Dark chocolate peanut butter cookies are fluffy and bite-sized, with a gooey peanut butter center surrounded by a dark chocolate cookie. They’re like chocolate peanut butter cups, but a little heavier on the chocolate and in cookie form – what’s not to love?
I’m honestly not sure if I’ll ever find a better flavor combination than peanut butter and chocolate. My favorite candy has always been Reese’s peanut butter cups, or those Trader Joe’s peanut butter cups that are the same thing but made with dark chocolate. Think about those peanut butter cups but in fudgey cookie form. H e l l o!
Just writing about these cookies is making me want to stand up and go make a new batch. They’re that delicious and easy to make.
A few days ago I was driving home from work with one thought in my mind: dark chocolate peanut butter cookies. Because sometimes I just think about cookies out of the blue. So, I called up my mom (aka the cookie queen) and asked for her cookie expertise.
After comparing a few different methods and recipes, we decided on the classic “chocolate crackle” cookie. In reality, it’s called a chocolate crinkle, but for some reason I have always called it a chocolate crackle. The chocolate crackle cookie is my favorite. cookie. ever. My mom makes them every year for Christmas, and I never have them outside of the holiday season. So, they’re a bit of a delicacy, and it’s a bit of a sin to make them in April. What can you do?
Chocolate crackle cookies are made with chocolate squares, oil (no butter here, folks!), and eggs (+ the necessary dry ingredients.) They’re rolled in a ball and coated in powdered sugar. I’ll share this recipe another time, of course.
The chocolate crackle cookie relies heavily on eggs to give it shape and moisture, so I thought this recipe wouldn’t work out vegan.
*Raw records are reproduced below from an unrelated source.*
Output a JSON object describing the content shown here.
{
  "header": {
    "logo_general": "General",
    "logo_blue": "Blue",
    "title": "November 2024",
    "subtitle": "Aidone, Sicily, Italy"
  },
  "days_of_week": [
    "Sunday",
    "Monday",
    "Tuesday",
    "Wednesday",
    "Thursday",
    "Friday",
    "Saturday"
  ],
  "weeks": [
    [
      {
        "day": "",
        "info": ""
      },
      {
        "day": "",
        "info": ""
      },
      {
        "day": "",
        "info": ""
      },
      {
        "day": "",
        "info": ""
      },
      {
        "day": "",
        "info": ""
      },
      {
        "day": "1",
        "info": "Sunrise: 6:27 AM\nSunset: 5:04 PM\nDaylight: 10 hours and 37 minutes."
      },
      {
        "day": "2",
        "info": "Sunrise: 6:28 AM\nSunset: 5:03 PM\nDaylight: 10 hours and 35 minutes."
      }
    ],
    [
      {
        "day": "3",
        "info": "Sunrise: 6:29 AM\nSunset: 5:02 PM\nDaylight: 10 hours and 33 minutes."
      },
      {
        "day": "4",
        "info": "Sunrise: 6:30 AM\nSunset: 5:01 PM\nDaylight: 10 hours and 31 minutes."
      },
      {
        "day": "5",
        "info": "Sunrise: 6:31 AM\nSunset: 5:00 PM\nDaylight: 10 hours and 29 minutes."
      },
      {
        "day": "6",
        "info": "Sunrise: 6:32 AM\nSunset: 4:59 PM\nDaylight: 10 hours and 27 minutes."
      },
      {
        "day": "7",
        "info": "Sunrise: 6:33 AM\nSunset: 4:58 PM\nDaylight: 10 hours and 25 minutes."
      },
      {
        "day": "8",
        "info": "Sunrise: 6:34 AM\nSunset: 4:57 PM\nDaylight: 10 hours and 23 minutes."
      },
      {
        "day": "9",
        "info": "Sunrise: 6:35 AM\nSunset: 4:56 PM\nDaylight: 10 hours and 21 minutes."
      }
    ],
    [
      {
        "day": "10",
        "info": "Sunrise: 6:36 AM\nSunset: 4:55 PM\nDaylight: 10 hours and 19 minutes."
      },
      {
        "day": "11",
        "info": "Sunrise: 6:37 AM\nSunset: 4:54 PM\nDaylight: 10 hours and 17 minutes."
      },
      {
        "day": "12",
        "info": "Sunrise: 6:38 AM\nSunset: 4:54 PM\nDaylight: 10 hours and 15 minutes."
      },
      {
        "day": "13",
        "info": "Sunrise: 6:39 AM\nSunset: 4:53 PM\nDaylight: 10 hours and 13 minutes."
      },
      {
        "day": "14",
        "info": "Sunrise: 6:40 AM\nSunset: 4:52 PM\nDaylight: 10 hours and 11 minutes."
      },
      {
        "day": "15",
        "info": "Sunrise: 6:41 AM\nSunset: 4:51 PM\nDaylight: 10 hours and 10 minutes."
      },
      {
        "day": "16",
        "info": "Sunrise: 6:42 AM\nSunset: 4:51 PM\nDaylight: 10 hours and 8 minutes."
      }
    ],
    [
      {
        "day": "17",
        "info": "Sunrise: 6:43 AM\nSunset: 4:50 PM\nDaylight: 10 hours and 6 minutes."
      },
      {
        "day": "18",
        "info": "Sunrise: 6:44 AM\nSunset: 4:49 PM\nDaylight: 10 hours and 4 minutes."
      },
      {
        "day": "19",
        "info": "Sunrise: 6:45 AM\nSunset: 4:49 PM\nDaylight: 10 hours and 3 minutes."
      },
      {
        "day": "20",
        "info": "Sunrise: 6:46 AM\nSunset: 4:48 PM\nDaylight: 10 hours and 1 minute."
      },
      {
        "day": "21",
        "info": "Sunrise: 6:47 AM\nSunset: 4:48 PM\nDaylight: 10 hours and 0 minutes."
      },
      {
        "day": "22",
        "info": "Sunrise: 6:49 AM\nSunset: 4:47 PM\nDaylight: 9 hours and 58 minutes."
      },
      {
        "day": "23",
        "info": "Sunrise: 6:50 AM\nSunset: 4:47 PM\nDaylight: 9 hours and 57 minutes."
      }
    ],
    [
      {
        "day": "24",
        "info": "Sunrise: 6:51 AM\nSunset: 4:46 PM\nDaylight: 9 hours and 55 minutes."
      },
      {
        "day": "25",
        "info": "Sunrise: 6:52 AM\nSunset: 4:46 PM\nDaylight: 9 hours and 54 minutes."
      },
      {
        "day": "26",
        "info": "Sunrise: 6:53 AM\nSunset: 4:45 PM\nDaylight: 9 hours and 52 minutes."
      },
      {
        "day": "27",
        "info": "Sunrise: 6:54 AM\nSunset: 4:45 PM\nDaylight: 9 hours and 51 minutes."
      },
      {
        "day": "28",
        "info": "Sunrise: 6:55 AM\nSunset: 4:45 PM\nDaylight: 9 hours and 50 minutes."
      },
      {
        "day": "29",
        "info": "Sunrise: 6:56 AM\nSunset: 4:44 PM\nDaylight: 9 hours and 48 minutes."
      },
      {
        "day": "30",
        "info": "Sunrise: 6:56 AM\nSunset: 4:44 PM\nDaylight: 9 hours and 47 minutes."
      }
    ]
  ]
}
But I’m always up for the challenge! Turns out, Bob’s Red Mill egg replacer did the job just fine, and I’m sure any other brand egg replacer would do the same. I haven’t experimented with flax or chia eggs yet, but I’ll be sure to update the post when I do.
As I drove home from work, my mom read out a few theories on dark chocolate peanut butter cookies. The best chocolate option ended up being 100% dark chocolate squares (I used Ghiradelli, but any brand works) melted down to liquid chocolate. I did this in the microwave, stirring every 10-20 seconds to prevent burning.
The peanut butter method is a little more creative. Portion out 1/2 teaspoon scoops of peanut butter on to a dish and let sit in the freezer for at least 15 minutes. This firms up the peanut butter and makes it easier to work with for when you pop it in the middle of the cookies.
Scoop out the cookie dough onto a parchment paper lined pan, then press the dough flat with your fingers. Place a frozen scoop of peanut butter on each flattened cookie dough, then roll it back up into a ball. There you go, dark chocolate peanut butter cookies!
Fire up your ovens and throw together some peanut butter and chocolate, and you’ve got some dark chocolate peanut butter cookies to make!
These cookies are fluffy and bite-sized, with a gooey peanut butter center surrounded by a dark chocolate cookie.
- 4 ounces unsweetened chocolate, melted
- 1 and 1/2 cups sugar
- 1/2 cup canola oil
- 3 eggs or egg replacers
- 2 teaspoons vanilla
- 2 cups all-purpose flour
- 2 teaspoons baking powder
- 1/2 cup smooth peanut butter
In a large mixing bowl, stir together beaten eggs or egg replacers (see note), sugar, melted chocolate, cooking oil, and vanilla.
Stir together flour and baking powder in a separate bowl. Slowly mix in the flour mixture, until thoroughly combined. Cover and chill for at least 1 hour, or until the dough is easy to handle
Scoop out 1/2 teaspoon portions of peanut butter onto a plate or cutting board. Freeze the individual peanut butter portions for at least fifteen minutes before using, so that they are firm and easy to handle.
Preheat the oven to 375°F. Scoop out the dough using a tablespoon measure. Flatten the cookie dough balls with your hand and place a frozen peanut butter portion in the center. Roll the cookie dough back into a ball. Bake for 8 to 10 minutes or until edges are set and tops appear cracked.
Remove cookies from the oven and cool on a wire wrack. Makes about 48 small cookies. Keep at room temperature for up to 5 days, or freeze in closed container for up to 3 months.
This recipe can be made vegan by replacing the eggs with "egg replacer". I use Bob's Red Mill, but any "egg replacer" found in the natural foods aisle will likely work.